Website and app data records
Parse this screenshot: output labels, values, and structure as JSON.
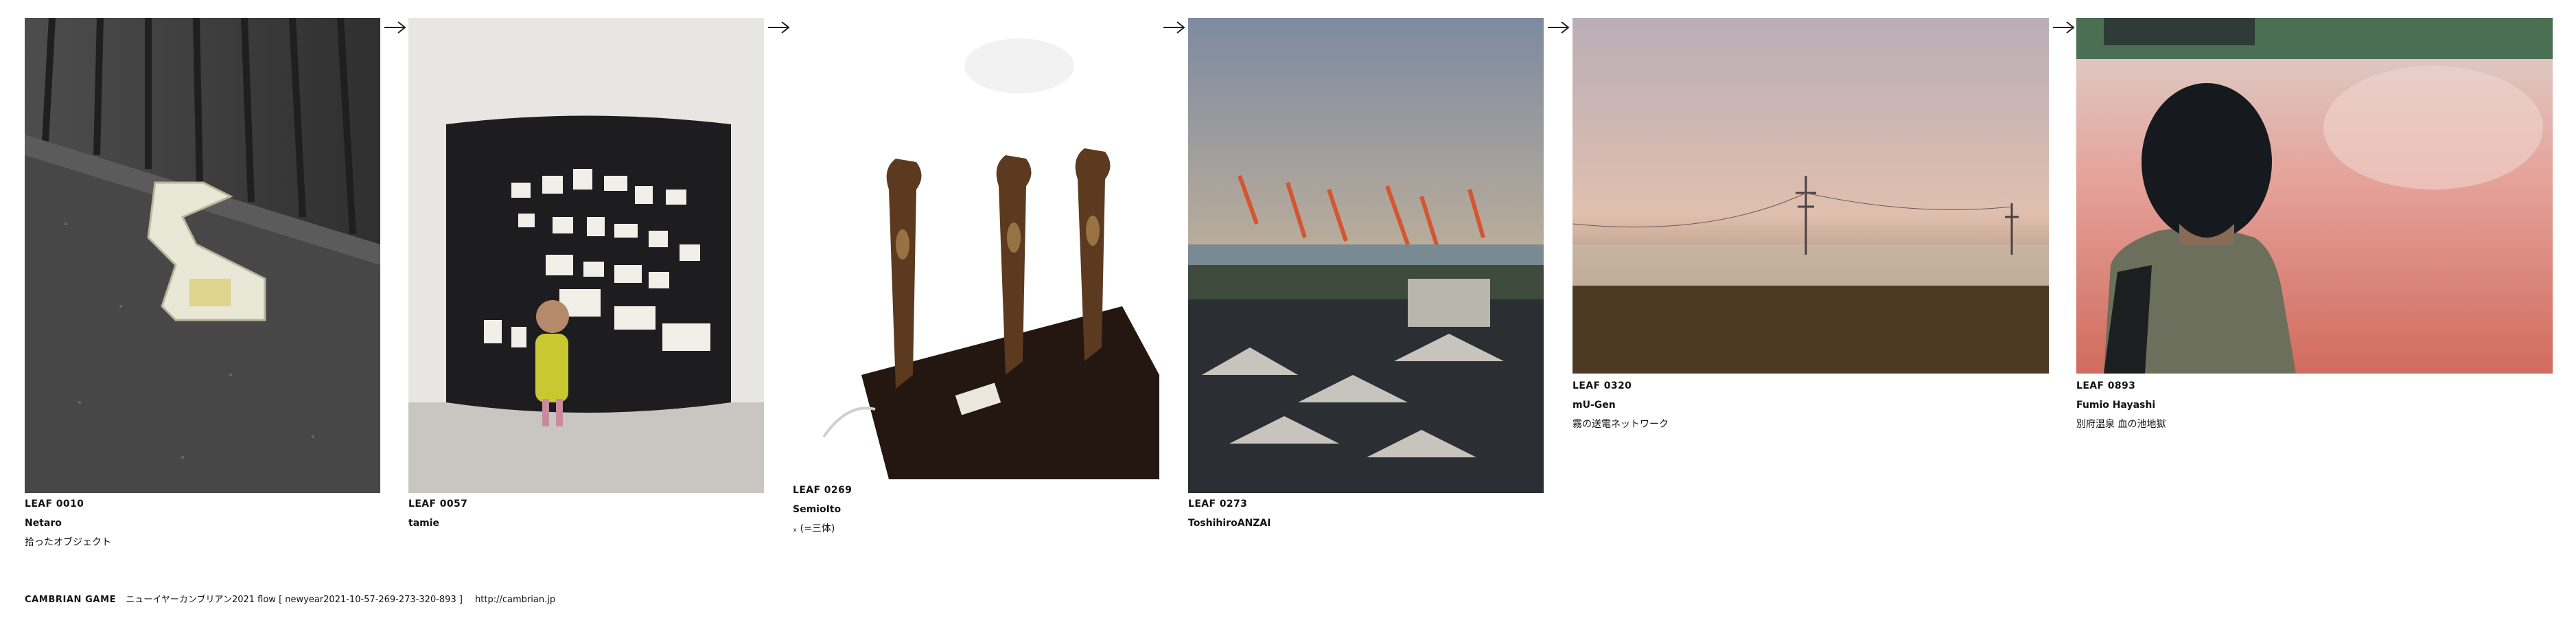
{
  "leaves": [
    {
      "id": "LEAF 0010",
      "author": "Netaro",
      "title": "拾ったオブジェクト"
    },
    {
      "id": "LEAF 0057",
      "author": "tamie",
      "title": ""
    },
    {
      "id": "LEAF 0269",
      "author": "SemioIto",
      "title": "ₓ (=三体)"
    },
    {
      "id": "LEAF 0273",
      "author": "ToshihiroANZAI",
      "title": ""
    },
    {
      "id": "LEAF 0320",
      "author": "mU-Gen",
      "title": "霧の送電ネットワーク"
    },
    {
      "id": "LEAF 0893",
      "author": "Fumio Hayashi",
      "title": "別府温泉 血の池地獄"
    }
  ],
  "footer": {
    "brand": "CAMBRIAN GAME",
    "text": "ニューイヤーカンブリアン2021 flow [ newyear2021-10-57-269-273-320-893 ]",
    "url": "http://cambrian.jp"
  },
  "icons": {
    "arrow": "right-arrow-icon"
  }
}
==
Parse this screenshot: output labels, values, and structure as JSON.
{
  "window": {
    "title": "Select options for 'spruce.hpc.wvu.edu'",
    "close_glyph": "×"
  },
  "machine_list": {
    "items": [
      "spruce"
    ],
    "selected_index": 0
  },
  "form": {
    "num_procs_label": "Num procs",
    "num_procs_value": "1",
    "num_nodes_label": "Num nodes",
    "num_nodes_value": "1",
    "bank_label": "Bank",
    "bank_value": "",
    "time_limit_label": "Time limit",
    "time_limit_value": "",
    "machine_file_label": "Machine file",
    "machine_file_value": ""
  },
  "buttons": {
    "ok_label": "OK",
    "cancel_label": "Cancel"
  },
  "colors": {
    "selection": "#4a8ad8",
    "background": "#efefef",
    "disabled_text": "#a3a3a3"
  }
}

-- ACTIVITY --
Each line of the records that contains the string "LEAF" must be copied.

-- RESPONSE BELOW --
      "id": "LEAF 0010",
      "id": "LEAF 0057",
      "id": "LEAF 0269",
      "id": "LEAF 0273",
      "id": "LEAF 0320",
      "id": "LEAF 0893",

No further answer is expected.